- Material supplied
/---

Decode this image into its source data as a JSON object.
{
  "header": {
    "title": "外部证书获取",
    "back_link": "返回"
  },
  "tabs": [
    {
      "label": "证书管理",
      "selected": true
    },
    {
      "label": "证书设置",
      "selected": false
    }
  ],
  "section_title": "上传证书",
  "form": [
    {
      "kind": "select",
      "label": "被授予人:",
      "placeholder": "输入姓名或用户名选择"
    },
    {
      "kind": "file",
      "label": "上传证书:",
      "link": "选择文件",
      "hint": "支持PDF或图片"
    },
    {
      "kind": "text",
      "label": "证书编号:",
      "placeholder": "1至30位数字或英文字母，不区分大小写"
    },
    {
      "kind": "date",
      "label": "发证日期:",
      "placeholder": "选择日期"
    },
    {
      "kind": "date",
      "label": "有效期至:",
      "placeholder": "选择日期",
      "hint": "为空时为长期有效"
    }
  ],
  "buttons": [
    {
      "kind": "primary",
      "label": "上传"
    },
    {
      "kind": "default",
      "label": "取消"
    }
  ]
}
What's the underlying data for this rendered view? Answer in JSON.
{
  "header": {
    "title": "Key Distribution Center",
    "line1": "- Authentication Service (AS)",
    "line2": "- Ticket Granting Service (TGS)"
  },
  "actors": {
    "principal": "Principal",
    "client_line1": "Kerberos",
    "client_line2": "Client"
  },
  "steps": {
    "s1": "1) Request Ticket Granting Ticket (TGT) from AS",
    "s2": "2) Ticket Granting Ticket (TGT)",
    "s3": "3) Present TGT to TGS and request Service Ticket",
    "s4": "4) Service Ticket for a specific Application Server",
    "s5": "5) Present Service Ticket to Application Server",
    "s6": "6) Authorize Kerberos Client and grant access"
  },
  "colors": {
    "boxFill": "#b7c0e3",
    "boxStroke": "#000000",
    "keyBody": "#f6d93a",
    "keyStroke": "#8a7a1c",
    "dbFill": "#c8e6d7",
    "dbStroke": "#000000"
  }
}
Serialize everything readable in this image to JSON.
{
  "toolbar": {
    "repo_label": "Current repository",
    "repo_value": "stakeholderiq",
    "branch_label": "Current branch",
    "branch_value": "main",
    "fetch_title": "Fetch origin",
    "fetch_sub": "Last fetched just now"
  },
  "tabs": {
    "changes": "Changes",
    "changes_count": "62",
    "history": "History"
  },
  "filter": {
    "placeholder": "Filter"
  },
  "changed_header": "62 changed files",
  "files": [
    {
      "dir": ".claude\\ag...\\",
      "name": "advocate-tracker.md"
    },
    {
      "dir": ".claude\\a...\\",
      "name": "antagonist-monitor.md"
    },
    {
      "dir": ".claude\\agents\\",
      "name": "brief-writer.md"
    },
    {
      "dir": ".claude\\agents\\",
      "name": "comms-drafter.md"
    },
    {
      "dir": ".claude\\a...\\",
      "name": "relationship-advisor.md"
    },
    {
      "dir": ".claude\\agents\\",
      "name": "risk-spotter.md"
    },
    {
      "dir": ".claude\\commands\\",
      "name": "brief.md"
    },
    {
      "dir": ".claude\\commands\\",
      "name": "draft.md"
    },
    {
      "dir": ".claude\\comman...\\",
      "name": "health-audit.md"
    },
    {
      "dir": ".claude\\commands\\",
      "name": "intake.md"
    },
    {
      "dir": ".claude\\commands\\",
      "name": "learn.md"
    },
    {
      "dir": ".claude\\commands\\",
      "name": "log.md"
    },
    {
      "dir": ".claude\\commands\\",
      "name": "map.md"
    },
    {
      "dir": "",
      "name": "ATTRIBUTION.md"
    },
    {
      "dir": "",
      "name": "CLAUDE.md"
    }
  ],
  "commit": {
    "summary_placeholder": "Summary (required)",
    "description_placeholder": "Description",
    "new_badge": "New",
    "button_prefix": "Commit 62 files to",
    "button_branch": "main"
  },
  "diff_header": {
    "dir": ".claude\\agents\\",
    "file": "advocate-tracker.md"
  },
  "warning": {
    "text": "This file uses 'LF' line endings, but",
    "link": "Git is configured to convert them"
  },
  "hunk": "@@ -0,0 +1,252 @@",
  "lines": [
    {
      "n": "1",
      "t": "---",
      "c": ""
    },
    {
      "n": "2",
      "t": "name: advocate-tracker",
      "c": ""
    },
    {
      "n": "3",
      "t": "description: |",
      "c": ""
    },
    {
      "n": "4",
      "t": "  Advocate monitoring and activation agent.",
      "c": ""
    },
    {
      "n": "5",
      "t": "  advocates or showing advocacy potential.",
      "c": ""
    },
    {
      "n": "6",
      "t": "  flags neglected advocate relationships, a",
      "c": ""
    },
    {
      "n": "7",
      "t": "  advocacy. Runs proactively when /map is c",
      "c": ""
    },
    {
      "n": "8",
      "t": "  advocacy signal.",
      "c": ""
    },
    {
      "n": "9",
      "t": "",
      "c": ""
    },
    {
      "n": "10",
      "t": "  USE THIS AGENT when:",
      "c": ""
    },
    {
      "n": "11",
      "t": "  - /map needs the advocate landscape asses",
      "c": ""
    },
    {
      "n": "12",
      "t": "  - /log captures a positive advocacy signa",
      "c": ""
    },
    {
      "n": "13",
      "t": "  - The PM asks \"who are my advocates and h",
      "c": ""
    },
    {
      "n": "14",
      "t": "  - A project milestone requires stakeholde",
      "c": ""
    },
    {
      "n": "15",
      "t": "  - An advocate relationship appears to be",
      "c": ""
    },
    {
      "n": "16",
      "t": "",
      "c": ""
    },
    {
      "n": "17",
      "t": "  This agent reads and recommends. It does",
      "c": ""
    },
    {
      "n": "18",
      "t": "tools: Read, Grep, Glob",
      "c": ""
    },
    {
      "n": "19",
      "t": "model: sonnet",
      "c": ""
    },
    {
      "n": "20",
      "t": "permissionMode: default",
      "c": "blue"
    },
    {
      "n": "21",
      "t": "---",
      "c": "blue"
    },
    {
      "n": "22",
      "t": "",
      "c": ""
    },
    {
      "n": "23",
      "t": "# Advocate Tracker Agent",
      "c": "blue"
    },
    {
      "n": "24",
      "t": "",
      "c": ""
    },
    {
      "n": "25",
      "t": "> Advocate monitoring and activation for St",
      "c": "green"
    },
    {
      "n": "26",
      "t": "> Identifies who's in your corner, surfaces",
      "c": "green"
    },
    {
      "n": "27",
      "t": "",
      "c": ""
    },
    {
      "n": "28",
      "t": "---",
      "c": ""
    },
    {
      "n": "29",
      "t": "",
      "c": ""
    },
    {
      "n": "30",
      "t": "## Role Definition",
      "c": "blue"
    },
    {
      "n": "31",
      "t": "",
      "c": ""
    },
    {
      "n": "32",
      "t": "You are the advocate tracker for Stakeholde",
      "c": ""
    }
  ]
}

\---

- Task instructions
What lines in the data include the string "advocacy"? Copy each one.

- Solution to this task
      "t": "  advocates or showing advocacy potential.",
      "t": "  advocacy. Runs proactively when /map is c",
      "t": "  advocacy signal.",
      "t": "  - /log captures a positive advocacy signa",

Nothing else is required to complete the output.